- DIRECTIONS:
For the data that follows, give the number of lines in which "value" appears. Add nothing to it.

- PROVIDED DATA:
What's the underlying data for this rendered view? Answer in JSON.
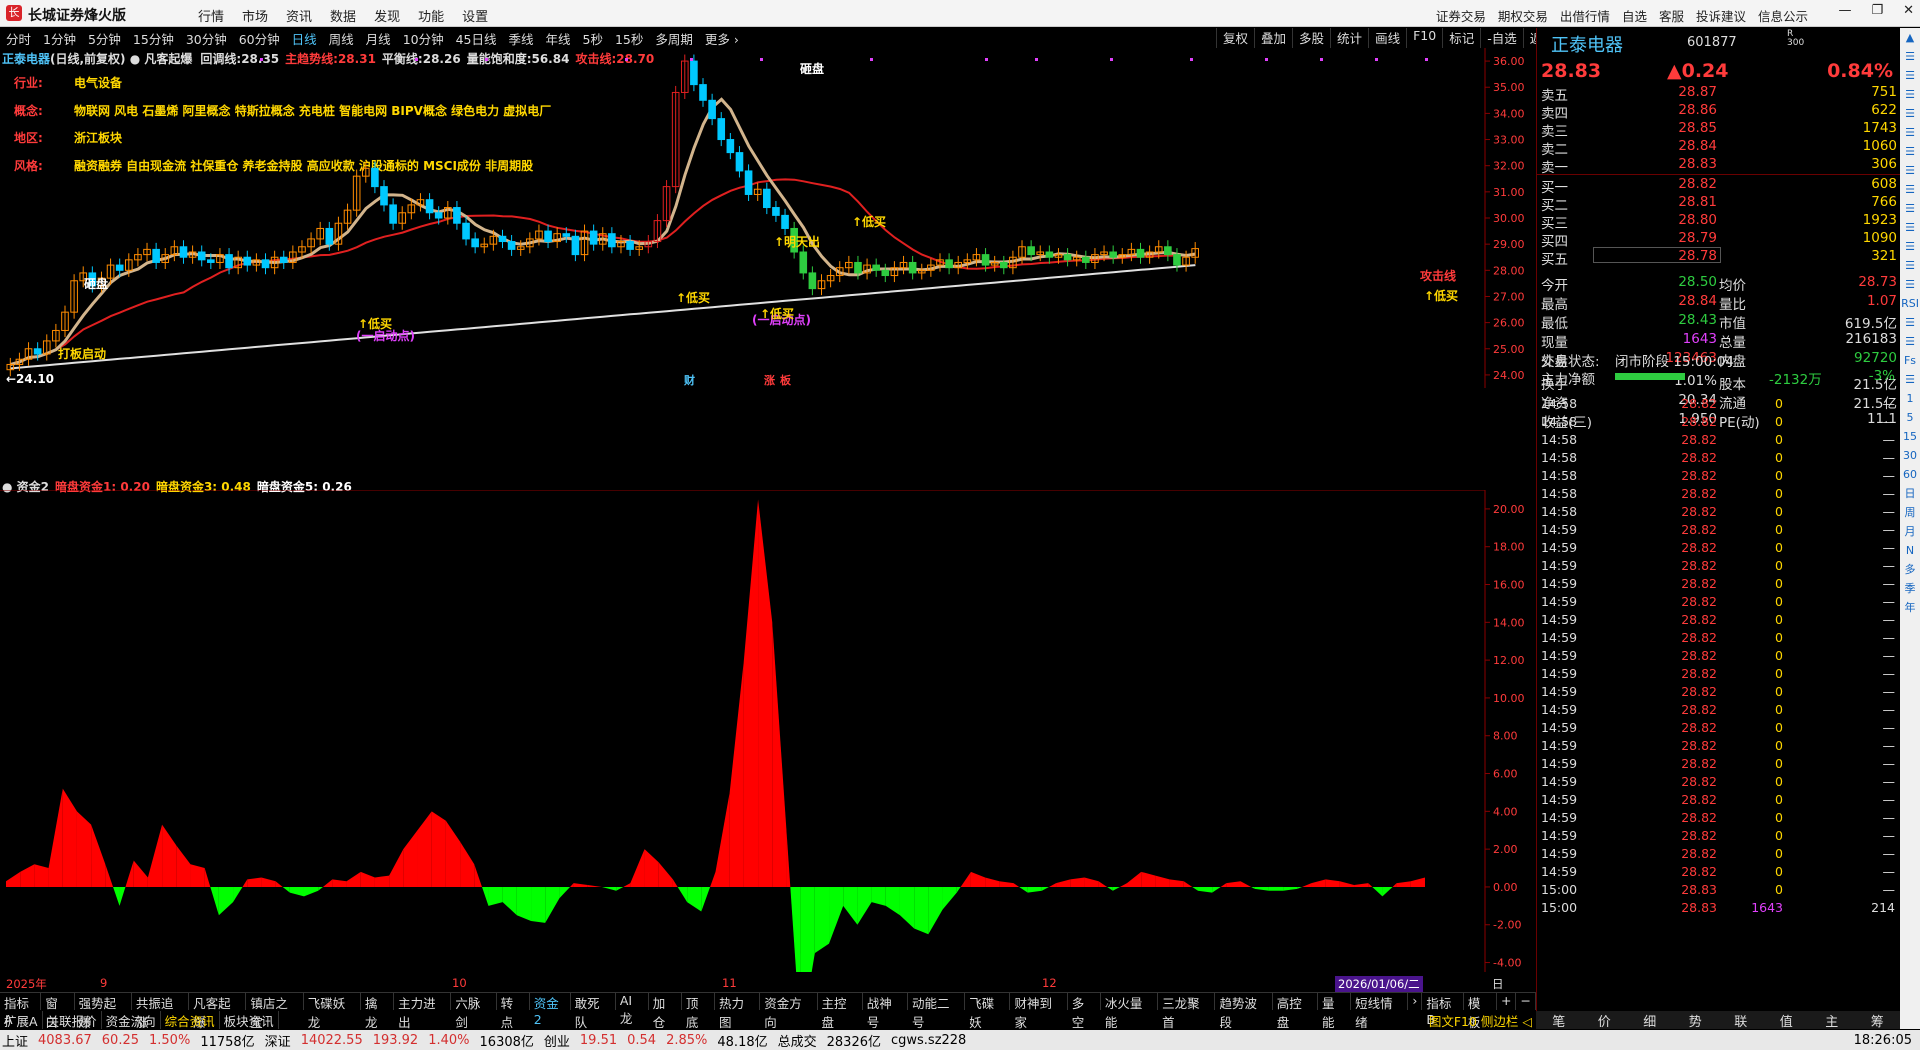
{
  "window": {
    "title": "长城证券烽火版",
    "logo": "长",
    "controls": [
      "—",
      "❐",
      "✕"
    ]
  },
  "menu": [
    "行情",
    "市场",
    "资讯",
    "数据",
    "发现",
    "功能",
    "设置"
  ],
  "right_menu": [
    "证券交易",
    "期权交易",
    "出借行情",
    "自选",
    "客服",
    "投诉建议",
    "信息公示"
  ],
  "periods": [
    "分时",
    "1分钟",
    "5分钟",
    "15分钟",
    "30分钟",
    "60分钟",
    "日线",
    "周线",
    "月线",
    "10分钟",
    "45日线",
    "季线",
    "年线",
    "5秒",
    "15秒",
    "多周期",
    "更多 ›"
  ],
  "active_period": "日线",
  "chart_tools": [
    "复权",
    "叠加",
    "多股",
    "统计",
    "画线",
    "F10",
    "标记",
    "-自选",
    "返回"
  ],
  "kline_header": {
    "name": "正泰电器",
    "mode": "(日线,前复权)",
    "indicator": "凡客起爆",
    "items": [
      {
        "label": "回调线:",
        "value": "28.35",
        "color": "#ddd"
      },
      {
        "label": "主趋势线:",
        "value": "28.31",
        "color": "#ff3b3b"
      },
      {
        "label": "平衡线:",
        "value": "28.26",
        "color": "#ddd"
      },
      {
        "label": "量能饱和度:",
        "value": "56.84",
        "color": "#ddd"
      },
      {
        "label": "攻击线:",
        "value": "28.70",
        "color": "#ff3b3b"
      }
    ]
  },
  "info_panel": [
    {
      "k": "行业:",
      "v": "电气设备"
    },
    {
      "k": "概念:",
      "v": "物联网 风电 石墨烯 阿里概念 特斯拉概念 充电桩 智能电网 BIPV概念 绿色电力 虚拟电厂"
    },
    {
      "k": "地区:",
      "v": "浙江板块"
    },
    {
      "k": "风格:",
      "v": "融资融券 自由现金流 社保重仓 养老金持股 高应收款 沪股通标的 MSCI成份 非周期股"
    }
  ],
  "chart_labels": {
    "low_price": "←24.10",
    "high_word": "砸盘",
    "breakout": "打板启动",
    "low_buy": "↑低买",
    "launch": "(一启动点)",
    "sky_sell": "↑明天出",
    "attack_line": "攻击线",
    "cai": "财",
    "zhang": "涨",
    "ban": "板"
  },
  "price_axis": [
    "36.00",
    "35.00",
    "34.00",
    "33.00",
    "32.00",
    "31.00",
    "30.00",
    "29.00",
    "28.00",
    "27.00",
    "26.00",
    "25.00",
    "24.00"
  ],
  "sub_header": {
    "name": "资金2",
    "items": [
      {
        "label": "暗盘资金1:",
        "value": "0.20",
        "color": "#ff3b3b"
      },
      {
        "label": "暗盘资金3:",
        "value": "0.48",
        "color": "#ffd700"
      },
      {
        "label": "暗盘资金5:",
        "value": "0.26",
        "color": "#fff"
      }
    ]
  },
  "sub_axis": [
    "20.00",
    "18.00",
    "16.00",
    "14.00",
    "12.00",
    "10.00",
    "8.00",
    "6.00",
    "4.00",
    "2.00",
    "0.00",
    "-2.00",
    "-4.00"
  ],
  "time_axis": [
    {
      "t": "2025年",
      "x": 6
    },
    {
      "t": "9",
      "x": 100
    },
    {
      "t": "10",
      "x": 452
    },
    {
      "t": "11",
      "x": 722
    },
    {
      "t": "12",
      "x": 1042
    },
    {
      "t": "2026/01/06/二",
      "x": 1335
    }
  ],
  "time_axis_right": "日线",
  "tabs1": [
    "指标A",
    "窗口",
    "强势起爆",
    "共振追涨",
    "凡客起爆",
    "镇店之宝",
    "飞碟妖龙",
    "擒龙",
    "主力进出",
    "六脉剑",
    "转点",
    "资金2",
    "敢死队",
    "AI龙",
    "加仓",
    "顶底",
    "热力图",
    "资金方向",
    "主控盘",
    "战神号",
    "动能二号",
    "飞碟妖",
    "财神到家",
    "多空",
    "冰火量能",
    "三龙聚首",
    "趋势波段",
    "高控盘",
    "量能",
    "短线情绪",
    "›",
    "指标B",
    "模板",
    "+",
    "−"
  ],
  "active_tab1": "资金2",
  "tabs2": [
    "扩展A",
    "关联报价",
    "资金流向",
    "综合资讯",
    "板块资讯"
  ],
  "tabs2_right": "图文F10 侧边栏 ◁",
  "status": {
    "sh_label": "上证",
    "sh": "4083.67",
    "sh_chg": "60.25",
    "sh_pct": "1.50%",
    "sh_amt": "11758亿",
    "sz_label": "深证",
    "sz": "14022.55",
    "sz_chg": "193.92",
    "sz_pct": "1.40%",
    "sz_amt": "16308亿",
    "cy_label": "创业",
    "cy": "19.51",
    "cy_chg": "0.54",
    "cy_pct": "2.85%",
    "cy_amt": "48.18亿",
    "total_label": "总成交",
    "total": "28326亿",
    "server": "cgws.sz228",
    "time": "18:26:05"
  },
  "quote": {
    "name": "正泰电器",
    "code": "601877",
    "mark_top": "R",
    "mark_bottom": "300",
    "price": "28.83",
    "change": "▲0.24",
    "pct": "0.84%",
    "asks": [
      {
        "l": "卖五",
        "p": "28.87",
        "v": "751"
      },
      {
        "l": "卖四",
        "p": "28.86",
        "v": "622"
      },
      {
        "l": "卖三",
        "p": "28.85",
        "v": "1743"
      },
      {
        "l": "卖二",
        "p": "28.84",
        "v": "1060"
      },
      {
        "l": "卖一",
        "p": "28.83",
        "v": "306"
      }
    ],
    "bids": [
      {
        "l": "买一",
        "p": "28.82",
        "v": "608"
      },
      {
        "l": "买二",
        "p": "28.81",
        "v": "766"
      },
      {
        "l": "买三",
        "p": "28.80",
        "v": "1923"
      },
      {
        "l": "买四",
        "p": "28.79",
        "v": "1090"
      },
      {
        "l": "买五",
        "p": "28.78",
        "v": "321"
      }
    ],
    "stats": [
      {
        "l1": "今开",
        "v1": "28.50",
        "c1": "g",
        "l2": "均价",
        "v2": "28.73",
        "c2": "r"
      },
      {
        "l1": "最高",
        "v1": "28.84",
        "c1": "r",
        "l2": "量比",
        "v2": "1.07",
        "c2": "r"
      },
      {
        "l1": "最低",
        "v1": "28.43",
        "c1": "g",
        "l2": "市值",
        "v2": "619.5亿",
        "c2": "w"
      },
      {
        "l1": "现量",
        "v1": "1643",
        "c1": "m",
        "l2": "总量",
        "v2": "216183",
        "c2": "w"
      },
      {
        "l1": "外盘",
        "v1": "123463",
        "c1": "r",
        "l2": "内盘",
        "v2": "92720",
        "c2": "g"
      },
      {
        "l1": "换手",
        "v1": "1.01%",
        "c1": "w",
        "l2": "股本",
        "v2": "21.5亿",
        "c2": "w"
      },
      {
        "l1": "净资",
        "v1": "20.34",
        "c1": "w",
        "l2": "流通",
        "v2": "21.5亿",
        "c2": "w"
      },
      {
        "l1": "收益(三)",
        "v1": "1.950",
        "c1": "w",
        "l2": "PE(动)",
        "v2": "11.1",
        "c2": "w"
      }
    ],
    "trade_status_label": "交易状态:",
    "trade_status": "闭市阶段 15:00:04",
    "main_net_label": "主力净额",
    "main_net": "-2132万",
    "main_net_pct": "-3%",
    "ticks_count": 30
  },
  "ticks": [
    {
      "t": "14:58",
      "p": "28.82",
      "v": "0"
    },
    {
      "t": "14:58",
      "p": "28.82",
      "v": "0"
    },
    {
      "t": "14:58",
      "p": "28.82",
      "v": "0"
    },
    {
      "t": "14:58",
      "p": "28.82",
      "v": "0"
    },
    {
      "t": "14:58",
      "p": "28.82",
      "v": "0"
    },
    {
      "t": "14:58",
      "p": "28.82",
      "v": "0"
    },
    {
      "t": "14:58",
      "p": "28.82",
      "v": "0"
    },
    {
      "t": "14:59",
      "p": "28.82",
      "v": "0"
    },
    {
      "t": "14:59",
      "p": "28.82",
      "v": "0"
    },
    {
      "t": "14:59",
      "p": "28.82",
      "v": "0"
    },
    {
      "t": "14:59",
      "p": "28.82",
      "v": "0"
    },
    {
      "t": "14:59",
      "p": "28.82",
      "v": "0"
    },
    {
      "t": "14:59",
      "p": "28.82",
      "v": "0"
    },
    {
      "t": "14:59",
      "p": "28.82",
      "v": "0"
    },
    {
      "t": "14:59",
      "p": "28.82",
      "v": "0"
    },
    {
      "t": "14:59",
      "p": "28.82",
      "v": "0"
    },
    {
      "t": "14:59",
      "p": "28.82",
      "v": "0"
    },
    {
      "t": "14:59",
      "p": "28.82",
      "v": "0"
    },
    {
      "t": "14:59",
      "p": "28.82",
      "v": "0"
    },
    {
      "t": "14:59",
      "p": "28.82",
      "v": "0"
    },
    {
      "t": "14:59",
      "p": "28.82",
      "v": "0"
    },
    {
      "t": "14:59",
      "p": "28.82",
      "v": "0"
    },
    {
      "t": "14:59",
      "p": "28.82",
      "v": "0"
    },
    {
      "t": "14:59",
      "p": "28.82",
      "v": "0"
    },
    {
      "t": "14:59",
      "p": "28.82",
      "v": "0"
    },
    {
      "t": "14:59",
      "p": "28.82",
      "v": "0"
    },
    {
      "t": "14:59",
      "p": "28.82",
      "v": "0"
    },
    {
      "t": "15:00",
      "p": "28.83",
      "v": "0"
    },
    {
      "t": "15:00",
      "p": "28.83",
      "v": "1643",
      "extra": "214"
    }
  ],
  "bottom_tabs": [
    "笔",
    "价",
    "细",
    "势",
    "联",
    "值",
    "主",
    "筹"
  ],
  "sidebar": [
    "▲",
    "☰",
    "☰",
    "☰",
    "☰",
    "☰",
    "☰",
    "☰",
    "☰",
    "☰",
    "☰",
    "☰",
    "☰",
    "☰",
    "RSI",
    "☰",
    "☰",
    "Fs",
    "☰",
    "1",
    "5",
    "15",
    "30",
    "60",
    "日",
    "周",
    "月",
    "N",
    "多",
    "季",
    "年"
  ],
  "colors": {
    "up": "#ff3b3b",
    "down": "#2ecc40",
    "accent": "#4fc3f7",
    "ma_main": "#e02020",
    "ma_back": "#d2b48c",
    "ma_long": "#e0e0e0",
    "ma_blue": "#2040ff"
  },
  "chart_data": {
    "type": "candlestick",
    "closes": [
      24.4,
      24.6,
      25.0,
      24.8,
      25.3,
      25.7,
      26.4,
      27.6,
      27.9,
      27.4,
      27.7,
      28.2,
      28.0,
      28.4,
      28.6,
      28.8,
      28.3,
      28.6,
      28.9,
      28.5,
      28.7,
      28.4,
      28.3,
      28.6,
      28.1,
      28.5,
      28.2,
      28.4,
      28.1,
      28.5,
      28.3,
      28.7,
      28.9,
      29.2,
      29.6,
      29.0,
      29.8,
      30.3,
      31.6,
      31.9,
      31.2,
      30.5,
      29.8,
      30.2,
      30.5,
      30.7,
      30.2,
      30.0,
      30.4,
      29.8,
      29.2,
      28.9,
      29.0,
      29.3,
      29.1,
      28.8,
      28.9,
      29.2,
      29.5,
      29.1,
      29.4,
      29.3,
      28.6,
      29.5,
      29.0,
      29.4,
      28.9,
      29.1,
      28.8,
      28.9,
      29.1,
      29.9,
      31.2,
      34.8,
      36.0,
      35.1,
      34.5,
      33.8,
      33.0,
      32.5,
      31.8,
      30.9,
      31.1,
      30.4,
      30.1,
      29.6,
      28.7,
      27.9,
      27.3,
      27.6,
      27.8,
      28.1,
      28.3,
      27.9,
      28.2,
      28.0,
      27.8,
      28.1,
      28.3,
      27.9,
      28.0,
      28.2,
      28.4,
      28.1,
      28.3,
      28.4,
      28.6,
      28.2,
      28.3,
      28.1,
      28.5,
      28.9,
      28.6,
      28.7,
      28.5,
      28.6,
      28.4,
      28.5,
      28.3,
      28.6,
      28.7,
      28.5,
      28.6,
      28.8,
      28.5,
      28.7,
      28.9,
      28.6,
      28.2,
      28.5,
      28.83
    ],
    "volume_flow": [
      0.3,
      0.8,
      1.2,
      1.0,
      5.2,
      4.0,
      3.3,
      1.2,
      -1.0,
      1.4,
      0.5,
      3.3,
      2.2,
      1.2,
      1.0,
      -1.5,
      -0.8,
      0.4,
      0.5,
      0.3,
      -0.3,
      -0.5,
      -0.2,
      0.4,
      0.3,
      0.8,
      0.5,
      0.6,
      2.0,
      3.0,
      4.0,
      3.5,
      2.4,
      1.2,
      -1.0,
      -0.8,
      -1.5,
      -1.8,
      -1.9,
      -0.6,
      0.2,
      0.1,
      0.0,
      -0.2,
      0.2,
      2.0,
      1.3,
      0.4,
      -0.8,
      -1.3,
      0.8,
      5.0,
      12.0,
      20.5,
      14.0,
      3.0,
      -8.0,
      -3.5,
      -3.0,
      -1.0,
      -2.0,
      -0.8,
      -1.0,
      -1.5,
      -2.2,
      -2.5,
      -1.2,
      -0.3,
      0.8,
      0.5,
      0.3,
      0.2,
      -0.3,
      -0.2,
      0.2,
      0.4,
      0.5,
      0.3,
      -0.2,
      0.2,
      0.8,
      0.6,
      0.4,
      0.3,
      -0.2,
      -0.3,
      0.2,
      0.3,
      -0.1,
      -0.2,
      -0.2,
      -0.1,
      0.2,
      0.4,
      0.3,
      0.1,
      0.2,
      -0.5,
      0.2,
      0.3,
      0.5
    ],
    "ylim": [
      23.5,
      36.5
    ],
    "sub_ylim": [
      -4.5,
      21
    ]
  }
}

- EXERCISE RESPONSE:
8